EXERCISE OBJECTIVE: Report each line of the material below where the word "check" can be found.
──────
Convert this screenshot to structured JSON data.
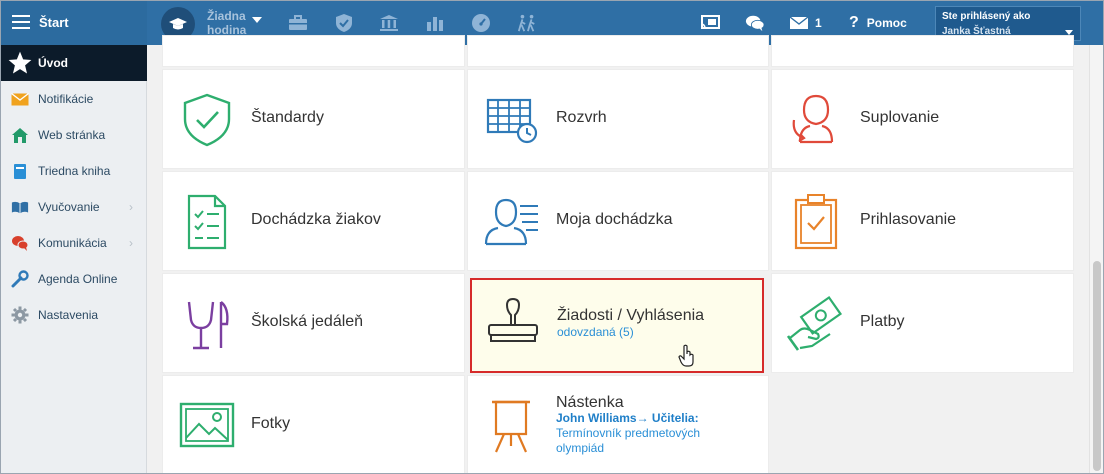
{
  "topbar": {
    "start_label": "Štart",
    "lesson_line1": "Žiadna",
    "lesson_line2": "hodina",
    "messages_count": "1",
    "help_label": "Pomoc",
    "user_line1": "Ste prihlásený ako",
    "user_line2": "Janka Šťastná"
  },
  "sidebar": {
    "items": [
      {
        "label": "Úvod",
        "icon": "star-icon"
      },
      {
        "label": "Notifikácie",
        "icon": "envelope-icon"
      },
      {
        "label": "Web stránka",
        "icon": "home-icon"
      },
      {
        "label": "Triedna kniha",
        "icon": "book-icon"
      },
      {
        "label": "Vyučovanie",
        "icon": "open-book-icon"
      },
      {
        "label": "Komunikácia",
        "icon": "chat-icon"
      },
      {
        "label": "Agenda Online",
        "icon": "wrench-icon"
      },
      {
        "label": "Nastavenia",
        "icon": "gear-icon"
      }
    ]
  },
  "tiles": {
    "standardy": {
      "title": "Štandardy",
      "icon": "shield-check-icon",
      "color": "#2eae6e"
    },
    "rozvrh": {
      "title": "Rozvrh",
      "icon": "timetable-icon",
      "color": "#2f7ab8"
    },
    "suplovanie": {
      "title": "Suplovanie",
      "icon": "substitute-person-icon",
      "color": "#e04a3a"
    },
    "dochadzka": {
      "title": "Dochádzka žiakov",
      "icon": "attendance-list-icon",
      "color": "#2eae6e"
    },
    "moja_dochadzka": {
      "title": "Moja dochádzka",
      "icon": "person-list-icon",
      "color": "#2f7ab8"
    },
    "prihlasovanie": {
      "title": "Prihlasovanie",
      "icon": "clipboard-check-icon",
      "color": "#e8832a"
    },
    "jedalen": {
      "title": "Školská jedáleň",
      "icon": "cutlery-icon",
      "color": "#7b3fa0"
    },
    "ziadosti": {
      "title": "Žiadosti / Vyhlásenia",
      "subtitle": "odovzdaná (5)",
      "icon": "stamp-icon",
      "color": "#333333"
    },
    "platby": {
      "title": "Platby",
      "icon": "money-hand-icon",
      "color": "#2eae6e"
    },
    "fotky": {
      "title": "Fotky",
      "icon": "photo-icon",
      "color": "#2eae6e"
    },
    "nastenka": {
      "title": "Nástenka",
      "author": "John Williams→ Učitelia:",
      "text1": "Termínovník predmetových",
      "text2": "olympiád",
      "icon": "easel-icon",
      "color": "#e07a22"
    }
  }
}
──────
COMPLETED TASK:
      "icon": "shield-check-icon",
      "icon": "clipboard-check-icon",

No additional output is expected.